Iran is "secretly selling oil" by getting assistance from Malaysia to sidestep U.S. sanctions, reports say.
Referring to the latest findings by a Sweden-based company, Tanker Trackers, the world's largest financial newspaper, Japanese Nikkei, reported on Thursday, Iran's efforts to sustain its oil exports to Asia in the face of tightened U.S. sanctions appear to be getting some assistance from Malaysia, according to analysis of data on ship movements.
"Iranian oil typically arrives in the Straits of Malacca and is handed over using ship-to-ship oil transfer to Chinese very large crude carriers," Samir Madani, the co-founder of TankerTrackers.com, a company in Sweden which monitors the shipping and storage of oil via analysis of ship transmission data, commercial satellite imagery and other information, told the Nikkei Asian Review.

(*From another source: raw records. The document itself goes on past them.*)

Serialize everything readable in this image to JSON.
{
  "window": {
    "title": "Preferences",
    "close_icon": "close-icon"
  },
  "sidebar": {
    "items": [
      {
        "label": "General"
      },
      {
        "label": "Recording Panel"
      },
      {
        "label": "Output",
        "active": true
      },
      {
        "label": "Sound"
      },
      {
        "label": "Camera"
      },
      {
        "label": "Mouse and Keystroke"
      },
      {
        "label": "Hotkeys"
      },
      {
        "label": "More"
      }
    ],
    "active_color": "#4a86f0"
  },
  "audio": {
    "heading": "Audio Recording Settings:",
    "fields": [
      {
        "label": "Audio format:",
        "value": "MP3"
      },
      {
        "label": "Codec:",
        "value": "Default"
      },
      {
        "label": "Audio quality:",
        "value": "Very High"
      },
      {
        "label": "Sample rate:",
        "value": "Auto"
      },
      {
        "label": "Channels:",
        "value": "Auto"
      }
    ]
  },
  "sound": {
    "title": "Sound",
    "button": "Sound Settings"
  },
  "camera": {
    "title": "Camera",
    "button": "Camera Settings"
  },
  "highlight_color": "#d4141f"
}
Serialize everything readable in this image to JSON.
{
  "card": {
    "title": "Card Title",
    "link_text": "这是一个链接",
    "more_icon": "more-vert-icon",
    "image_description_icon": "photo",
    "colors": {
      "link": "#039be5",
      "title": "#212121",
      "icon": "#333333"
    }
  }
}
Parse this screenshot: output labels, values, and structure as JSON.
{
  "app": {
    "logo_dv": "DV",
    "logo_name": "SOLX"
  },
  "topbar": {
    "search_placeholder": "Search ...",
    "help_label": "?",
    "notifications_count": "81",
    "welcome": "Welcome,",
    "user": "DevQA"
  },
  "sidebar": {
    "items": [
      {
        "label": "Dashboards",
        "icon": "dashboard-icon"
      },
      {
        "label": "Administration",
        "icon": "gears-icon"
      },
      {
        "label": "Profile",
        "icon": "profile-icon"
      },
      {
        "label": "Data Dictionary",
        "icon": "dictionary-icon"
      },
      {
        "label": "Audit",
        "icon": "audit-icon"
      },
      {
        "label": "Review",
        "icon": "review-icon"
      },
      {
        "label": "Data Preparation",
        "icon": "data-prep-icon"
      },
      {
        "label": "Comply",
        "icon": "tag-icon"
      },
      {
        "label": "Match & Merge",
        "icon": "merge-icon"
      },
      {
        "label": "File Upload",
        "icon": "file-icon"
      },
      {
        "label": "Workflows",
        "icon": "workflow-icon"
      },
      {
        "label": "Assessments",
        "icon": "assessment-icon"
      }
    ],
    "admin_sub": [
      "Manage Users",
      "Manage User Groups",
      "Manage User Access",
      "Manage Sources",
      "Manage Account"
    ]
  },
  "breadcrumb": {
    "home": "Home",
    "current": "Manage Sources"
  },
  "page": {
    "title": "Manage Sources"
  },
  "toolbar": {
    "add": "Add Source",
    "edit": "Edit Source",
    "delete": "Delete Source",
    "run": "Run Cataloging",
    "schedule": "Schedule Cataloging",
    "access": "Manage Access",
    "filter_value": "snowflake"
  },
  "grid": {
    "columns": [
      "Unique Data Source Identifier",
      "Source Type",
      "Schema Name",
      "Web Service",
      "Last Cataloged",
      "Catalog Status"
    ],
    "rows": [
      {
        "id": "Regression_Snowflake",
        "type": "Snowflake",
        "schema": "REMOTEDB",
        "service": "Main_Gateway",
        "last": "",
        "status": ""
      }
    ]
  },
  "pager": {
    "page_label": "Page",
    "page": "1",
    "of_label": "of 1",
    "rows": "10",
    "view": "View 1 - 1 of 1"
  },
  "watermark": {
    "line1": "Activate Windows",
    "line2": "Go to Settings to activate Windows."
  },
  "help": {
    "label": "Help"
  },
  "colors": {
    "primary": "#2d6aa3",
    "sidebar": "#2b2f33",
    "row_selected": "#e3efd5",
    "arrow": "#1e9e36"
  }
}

Washington ended its six-month exemptions to some countries for importing Iranian oil last May, warning that any country or company buying Iranian crude will face the risk of being sanctioned.
Nonetheless, Tehran has repeatedly maintained that it will use its utmost effort to export oil.
Meanwhile, the Governor of the Central Bank of Iran (CBI), Abdolnasser Hemmati, claimed last Wednesday that the volume of Iranian oil export has once again increased.
In the meantime, Nikkei reported, that Vandana Hari, founder, and chief executive of Singapore-based oil markets research company Vanda Insights, called the evidence of Iranian oil transfers through Malaysia "circumstantial... but pretty compelling."
Vandana Hari said shipping data she received showed that crude oil shipments to China from Malaysia surged 86% in May from a month earlier.
"This cannot be explained as higher flows of Malaysian crude to China [because] Malaysian oil output is stagnant," Nikkei cited Vandana Hari as saying.
Based on a report filed by Reuters, Iran has managed to export nearly 300,000 barrels of oil during the first three weeks of June.
But Iran was reported to have stockpiled crude on tankers floating on high seas or waiting near oil ports of prospective buyers, such as China. This could explain low exports but higher sales, as Tehran offloads stockpiled oil.
Earlier in March, Sigal Mandelker, the U.S. under-secretary of the Treasury for Terrorism and Financial Intelligence, visited Singapore and Malaysia to warn against any involvement in Iranian sanctions evasion scheme.
"It's very important that these countries have important visibility into the different ways the Iranian regime uses to deceive the international community in connection with the shipment of oil," she said, referring to her talks in Singapore and Malaysia.